A tale of two tech titans hoping to help healthcare

Health Blawg

We are awash in data. But we can’t access data when and where we need it. Apple recently announced its foray into the personal health record market. Let’s get some of those out of the way up front: The data is limited to PHR data (and there are plenty of apps and services that can show you your PHR data on your phone already, though maybe they can’t integrate data from multiple providers as seamlessly — but see point 3, below).

A tale of two tech titans hoping to help healthcare

Health Blawg

We are awash in data. But we can’t access data when and where we need it. Apple recently announced its foray into the personal health record market. Let’s get some of those out of the way up front: The data is limited to PHR data (and there are plenty of apps and services that can show you your PHR data on your phone already, though maybe they can’t integrate data from multiple providers as seamlessly — but see point 3, below).

A tale of two tech titans hoping to help healthcare

Health Blawg

We are awash in data. But we can’t access data when and where we need it. Apple recently announced its foray into the personal health record market. Let’s get some of those out of the way up front: The data is limited to PHR data (and there are plenty of apps and services that can show you your PHR data on your phone already, though maybe they can’t integrate data from multiple providers as seamlessly — but see point 3, below).

The 2019 Invasion of Disruptors in Healthcare (Part 2) — Google, Lyft, Uber, IBM

Phoenix Health Systems

Let’s take a look at their latest initiatives: Google: The AI / Data Analytics Commercialization Initiative. With at least 80 percent of internet users searching online for health-related information, including 87 percent of 14- to 22-year-olds, it should be no surprise that Google is emphasizing healthcare in its growth plans. Many have connected with health providers through online messaging, apps, texting and video chat.

Why telemedicine and remote patient monitoring demand will skyrocket in 2019

Redox

If you were to ask someone on the street what they consider the most impactful digital health innovation over the last five years, there’s a good chance their response would be, “telemedicine”. Store-and-forward (asynchronous) video conferencing: transmission of a recorded health history to a health practitioner, usually a specialist. Mobile health (mHealth) : health care and public health information provided through mobile devices.

Review of Mobile Devices and Health by Ida Sim in the NEJM

mHealth Insight
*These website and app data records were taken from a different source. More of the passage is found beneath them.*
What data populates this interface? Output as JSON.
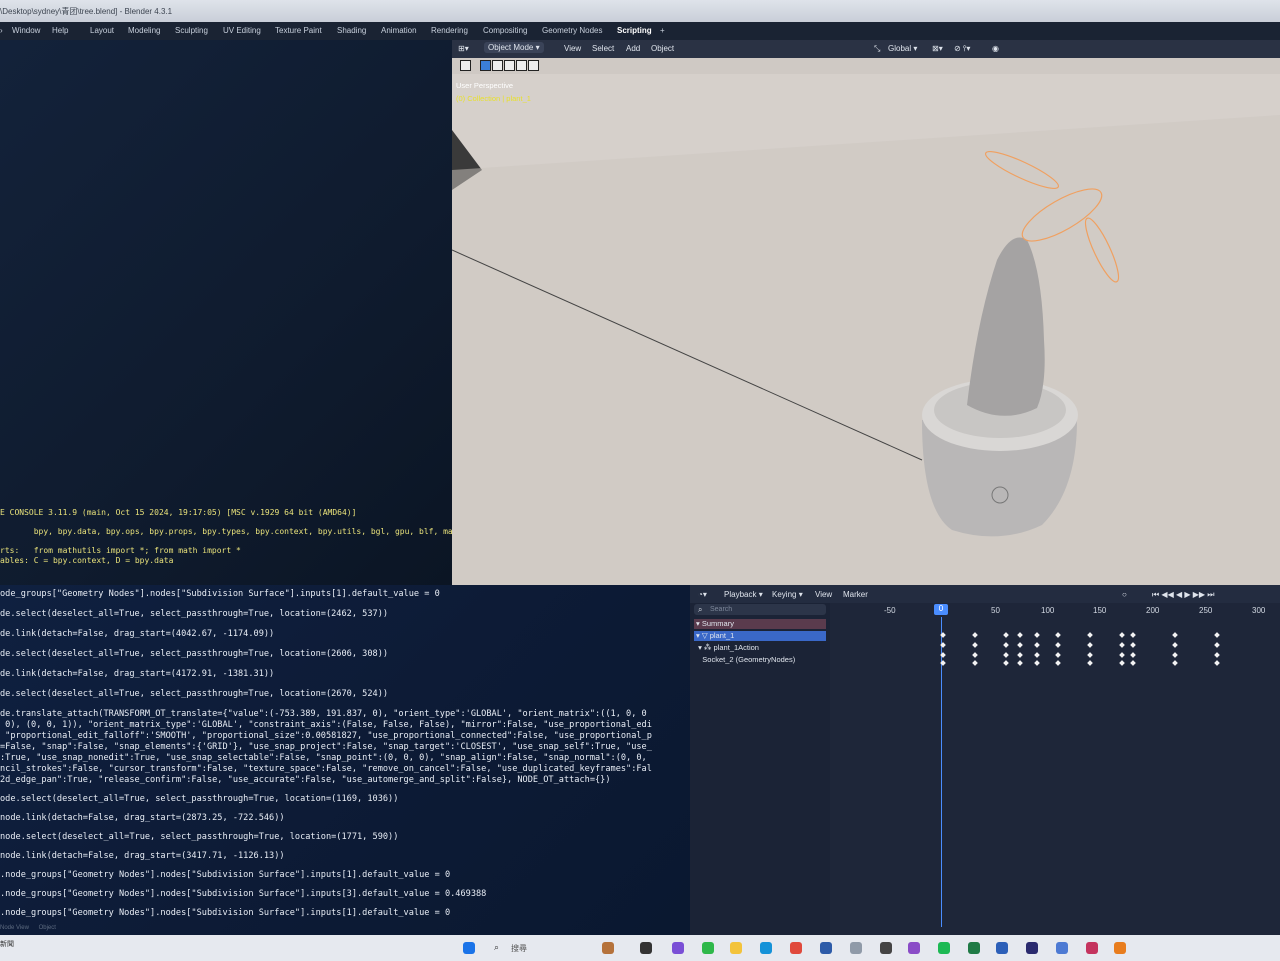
{
  "title_bar": {
    "text": "\\Desktop\\sydney\\青团\\tree.blend] - Blender 4.3.1"
  },
  "menu": {
    "items": [
      "Window",
      "Help"
    ],
    "workspaces": [
      "Layout",
      "Modeling",
      "Sculpting",
      "UV Editing",
      "Texture Paint",
      "Shading",
      "Animation",
      "Rendering",
      "Compositing",
      "Geometry Nodes",
      "Scripting"
    ],
    "active_workspace": "Scripting",
    "add_tab": "+"
  },
  "viewport": {
    "mode": "Object Mode",
    "menus": [
      "View",
      "Select",
      "Add",
      "Object"
    ],
    "orientation": "Global",
    "perspective": "User Perspective",
    "collection": "(0) Collection | plant_1"
  },
  "python_console": {
    "banner": [
      "E CONSOLE 3.11.9 (main, Oct 15 2024, 19:17:05) [MSC v.1929 64 bit (AMD64)]",
      "       bpy, bpy.data, bpy.ops, bpy.props, bpy.types, bpy.context, bpy.utils, bgl, gpu, blf, mathut",
      "rts:   from mathutils import *; from math import *",
      "ables: C = bpy.context, D = bpy.data"
    ]
  },
  "info_log": {
    "lines": [
      "ode_groups[\"Geometry Nodes\"].nodes[\"Subdivision Surface\"].inputs[1].default_value = 0",
      "de.select(deselect_all=True, select_passthrough=True, location=(2462, 537))",
      "de.link(detach=False, drag_start=(4042.67, -1174.09))",
      "de.select(deselect_all=True, select_passthrough=True, location=(2606, 308))",
      "de.link(detach=False, drag_start=(4172.91, -1381.31))",
      "de.select(deselect_all=True, select_passthrough=True, location=(2670, 524))",
      "de.translate_attach(TRANSFORM_OT_translate={\"value\":(-753.389, 191.837, 0), \"orient_type\":'GLOBAL', \"orient_matrix\":((1, 0, 0",
      " 0), (0, 0, 1)), \"orient_matrix_type\":'GLOBAL', \"constraint_axis\":(False, False, False), \"mirror\":False, \"use_proportional_edi",
      " \"proportional_edit_falloff\":'SMOOTH', \"proportional_size\":0.00581827, \"use_proportional_connected\":False, \"use_proportional_p",
      "=False, \"snap\":False, \"snap_elements\":{'GRID'}, \"use_snap_project\":False, \"snap_target\":'CLOSEST', \"use_snap_self\":True, \"use_",
      ":True, \"use_snap_nonedit\":True, \"use_snap_selectable\":False, \"snap_point\":(0, 0, 0), \"snap_align\":False, \"snap_normal\":(0, 0,",
      "ncil_strokes\":False, \"cursor_transform\":False, \"texture_space\":False, \"remove_on_cancel\":False, \"use_duplicated_keyframes\":Fal",
      "2d_edge_pan\":True, \"release_confirm\":False, \"use_accurate\":False, \"use_automerge_and_split\":False}, NODE_OT_attach={})",
      "ode.select(deselect_all=True, select_passthrough=True, location=(1169, 1036))",
      "node.link(detach=False, drag_start=(2873.25, -722.546))",
      "node.select(deselect_all=True, select_passthrough=True, location=(1771, 590))",
      "node.link(detach=False, drag_start=(3417.71, -1126.13))",
      ".node_groups[\"Geometry Nodes\"].nodes[\"Subdivision Surface\"].inputs[1].default_value = 0",
      ".node_groups[\"Geometry Nodes\"].nodes[\"Subdivision Surface\"].inputs[3].default_value = 0.469388",
      ".node_groups[\"Geometry Nodes\"].nodes[\"Subdivision Surface\"].inputs[1].default_value = 0"
    ]
  },
  "timeline": {
    "menus": [
      "Playback",
      "Keying",
      "View",
      "Marker"
    ],
    "search_placeholder": "Search",
    "channels": [
      "Summary",
      "plant_1",
      "plant_1Action",
      "Socket_2 (GeometryNodes)"
    ],
    "ticks": [
      "-50",
      "0",
      "50",
      "100",
      "150",
      "200",
      "250",
      "300"
    ],
    "current_frame": "0"
  },
  "status_bar": {
    "left": "Node View",
    "mid": "Object"
  },
  "taskbar": {
    "search": "搜尋",
    "corner": "新聞"
  }
}
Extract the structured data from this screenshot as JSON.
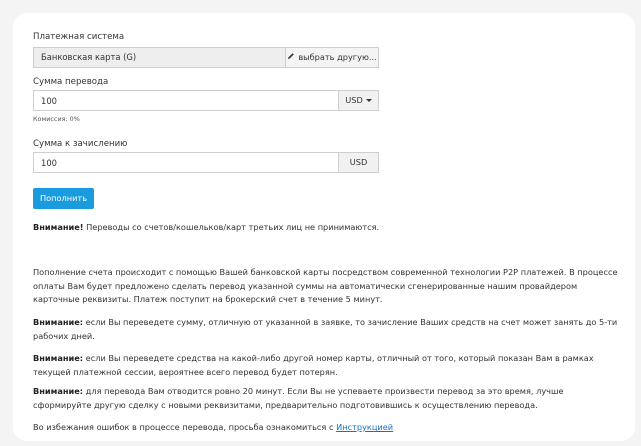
{
  "form": {
    "payment_system_label": "Платежная система",
    "payment_system_value": "Банковская карта (G)",
    "choose_other_label": "выбрать другую...",
    "amount_label": "Сумма перевода",
    "amount_value": "100",
    "amount_currency": "USD",
    "commission_text": "Комиссия: 0%",
    "credit_label": "Сумма к зачислению",
    "credit_value": "100",
    "credit_currency": "USD",
    "submit_label": "Пополнить"
  },
  "notices": {
    "warning_bold": "Внимание!",
    "warning_text": " Переводы со счетов/кошельков/карт третьих лиц не принимаются.",
    "p2p_text": "Пополнение счета происходит с помощью Вашей банковской карты посредством современной технологии P2P платежей. В процессе оплаты Вам будет предложено сделать перевод указанной суммы на автоматически сгенерированные нашим провайдером карточные реквизиты. Платеж поступит на брокерский счет в течение 5 минут.",
    "note1_bold": "Внимание:",
    "note1_text": " если Вы переведете сумму, отличную от указанной в заявке, то зачисление Ваших средств на счет может занять до 5-ти рабочих дней.",
    "note2_bold": "Внимание:",
    "note2_text": " если Вы переведете средства на какой-либо другой номер карты, отличный от того, который показан Вам в рамках текущей платежной сессии, вероятнее всего перевод будет потерян.",
    "note3_bold": "Внимание:",
    "note3_text": " для перевода Вам отводится ровно 20 минут. Если Вы не успеваете произвести перевод за это время, лучше сформируйте другую сделку с новыми реквизитами, предварительно подготовившись к осуществлению перевода.",
    "instructions_text": "Во избежания ошибок в процессе перевода, просьба ознакомиться с ",
    "instructions_link": "Инструкцией"
  },
  "icons": {
    "choose_other": "pencil-icon",
    "currency_dropdown": "caret-down-icon"
  },
  "colors": {
    "primary_button": "#1a9bdd",
    "link": "#1a6dc9"
  }
}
Mobile Devices and Health was published yesterday in the New England Journal of Medicine. who is a Primary Care Physician, Professor at UCSF & coFounder at Open mHealth (follow her on Twitter @IdaSim ). mHealth Insights. Passive sensors collect observable data.